Thursday, August 22, 2013

Plane Intimacy

 Perfect Board--Part 1

Last Saturday, Jim Budlong introduced the Perfect Board exercise.  This is a slow, tortuous process that begins with taking a piece of wood, ripping it with a bandsaw, and then using only the handplanes we just made, we must flatten and square the edges for a perfect fit.  Initially this didn't sound so difficult but after a couple of hours of planing, well mostly tuning up our planes, most of us were beginning to realize just how challenging this exercise really was.

At the end of the day, 8 hours later, only a handful of students were successful.  Gloom hung over my world as I left for the evening.  To brighten it up, I headed over to Piaci's, Fort Bragg's best communal spot to get a great pizza, where if you show up alone, it's guaranteed someone will talk to you....even when all you want to do is drown yourself in your sorrows.  Yes, the man next to me wanted to talk.  What about?  The woodworking program.  He seemed like such a nice I didn't tell him about the perfect board workout.

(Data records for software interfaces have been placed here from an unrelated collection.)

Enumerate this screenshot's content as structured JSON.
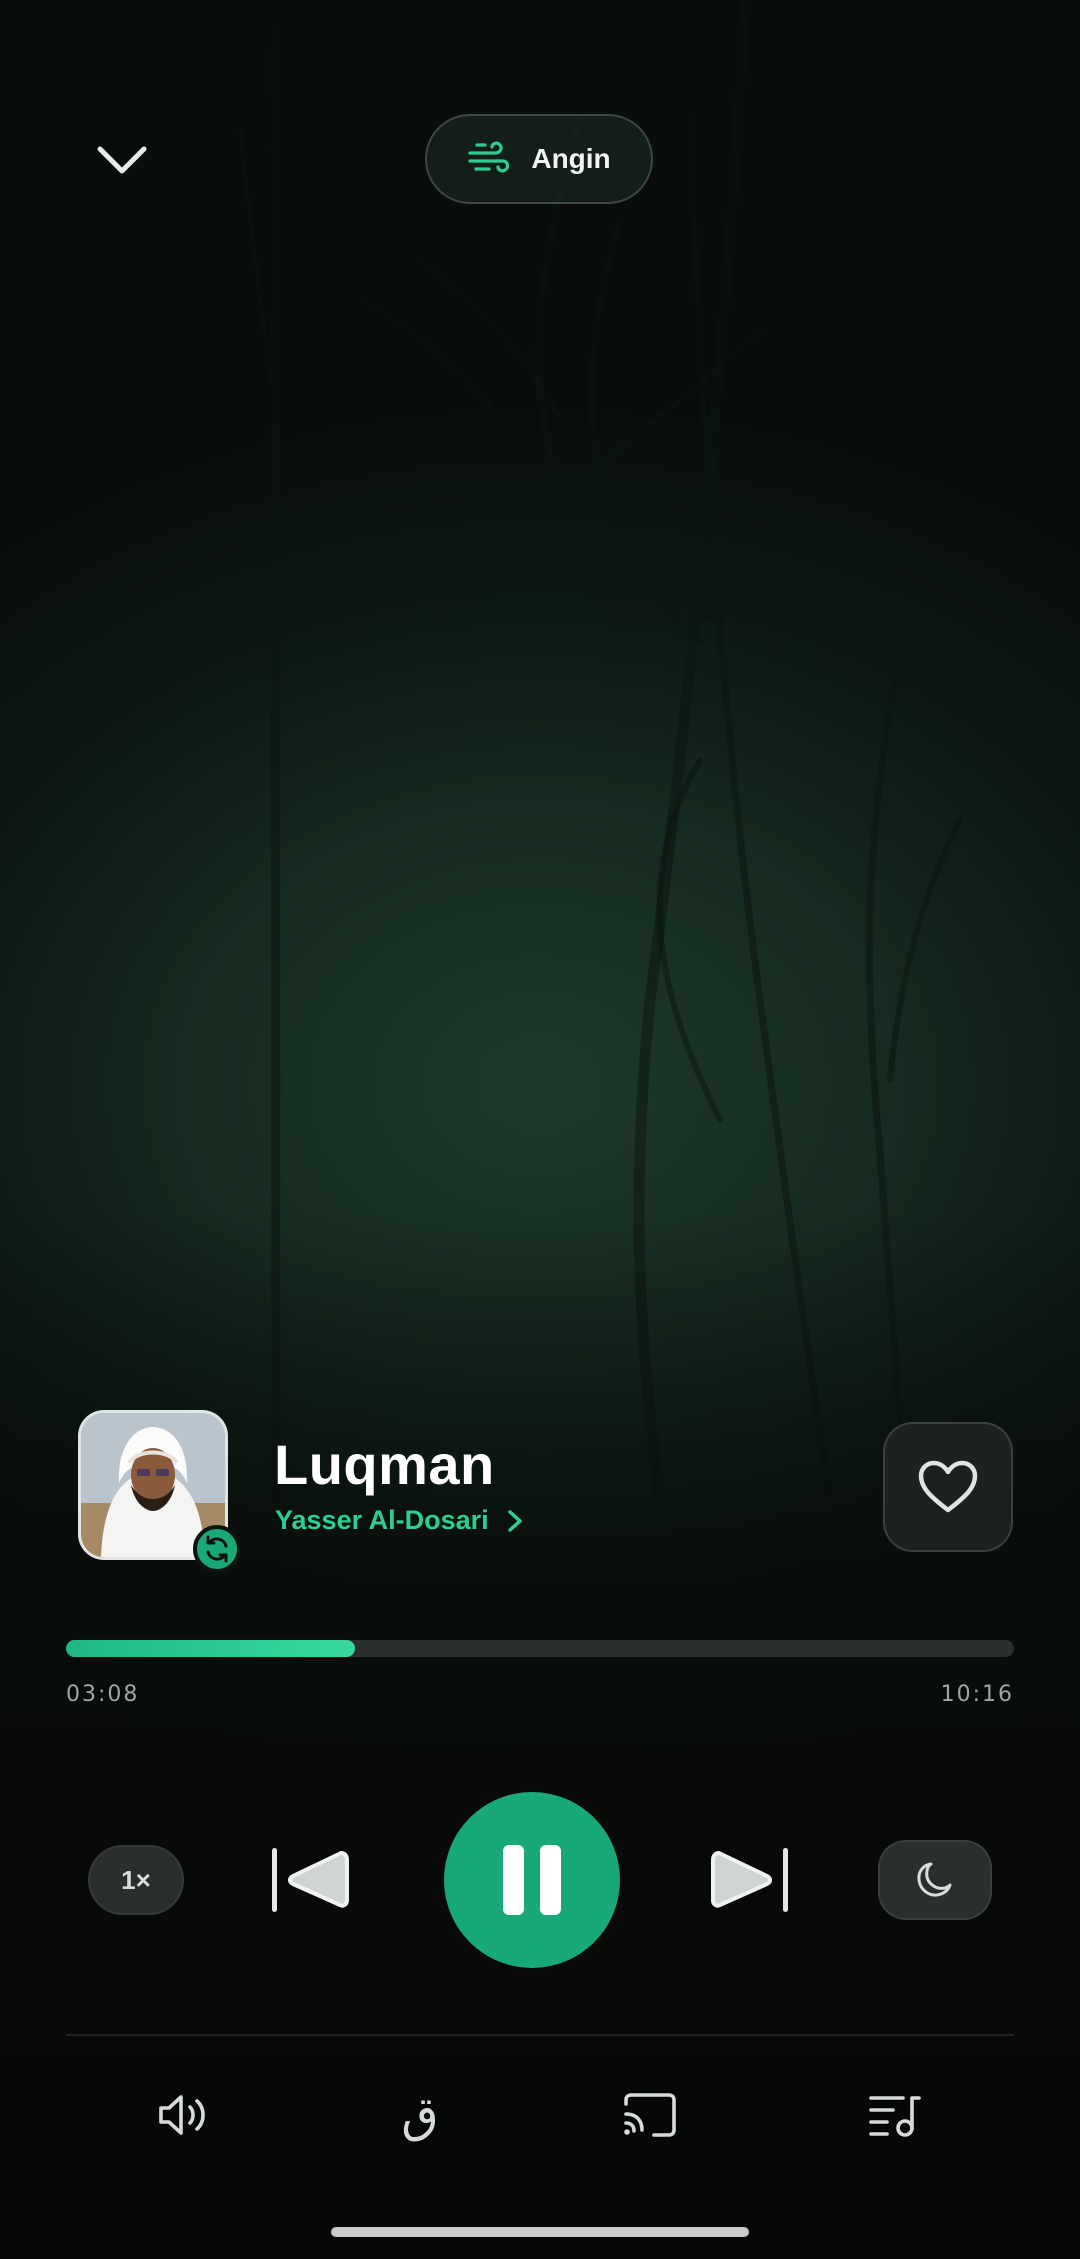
{
  "top_bar": {
    "collapse_icon": "chevron-down-icon",
    "ambient_sound": {
      "icon": "wind-icon",
      "label": "Angin"
    }
  },
  "track": {
    "title": "Luqman",
    "reciter": "Yasser Al-Dosari",
    "reciter_chevron_icon": "chevron-right-icon",
    "cover_badge_icon": "sync-icon",
    "favorite_icon": "heart-icon"
  },
  "progress": {
    "elapsed": "03:08",
    "total": "10:16",
    "fraction": 0.305
  },
  "controls": {
    "speed_label": "1×",
    "previous_icon": "skip-previous-icon",
    "play_state_icon": "pause-icon",
    "next_icon": "skip-next-icon",
    "sleep_timer_icon": "moon-icon"
  },
  "toolbar": {
    "volume_icon": "volume-icon",
    "quran_text_glyph": "ق",
    "cast_icon": "cast-icon",
    "queue_icon": "queue-music-icon"
  },
  "colors": {
    "accent": "#18a87a",
    "accent_text": "#2ccf93",
    "background": "#0a0f0d"
  }
}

Monday.  It was Laura Mays' turn to put up with my fussiness regarding my board.  I was hoping the "new" teacher on the block would be easier than Jim.  Not a chance.  It took me another 4 hours before I finally got her approval.

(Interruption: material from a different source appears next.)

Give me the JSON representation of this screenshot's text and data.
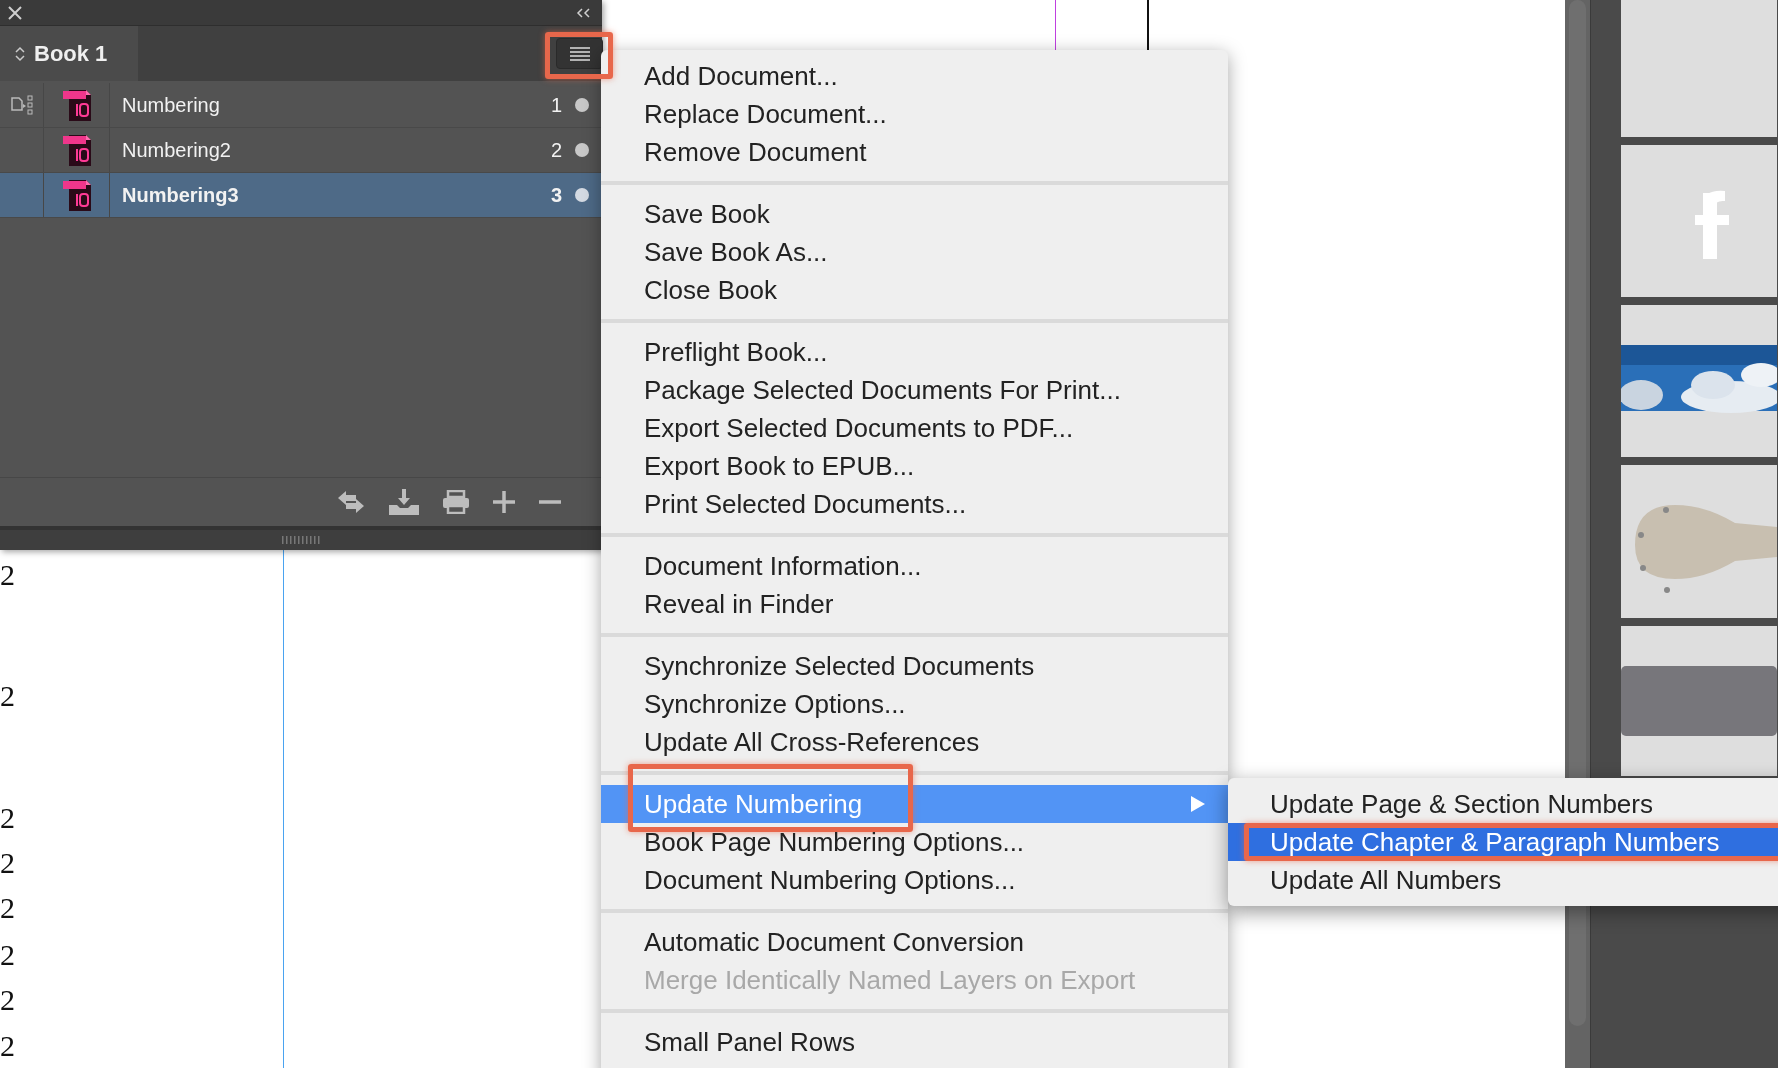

And this was only the first step to making a perfect board......


  1. During a Chris Schwarz class, we had a 'perfect board' contest (it was using the planes we'd brought, though, not planes we'd made).

    It was, as you said, harder than I thought it would be. But I learned a lot about my planes in the process.

    I had some aspirations of making a small memento box out of the board with smiley faces on each face, indicating they'd passed his inspection. But I still just have a board with smiley faces on it. Maybe it's better that way...

  2. I'm still working on the faces of my board and would give anything to have one of those smiley faces. But, you're right, I'm learning more than I ever thought I would about my planes.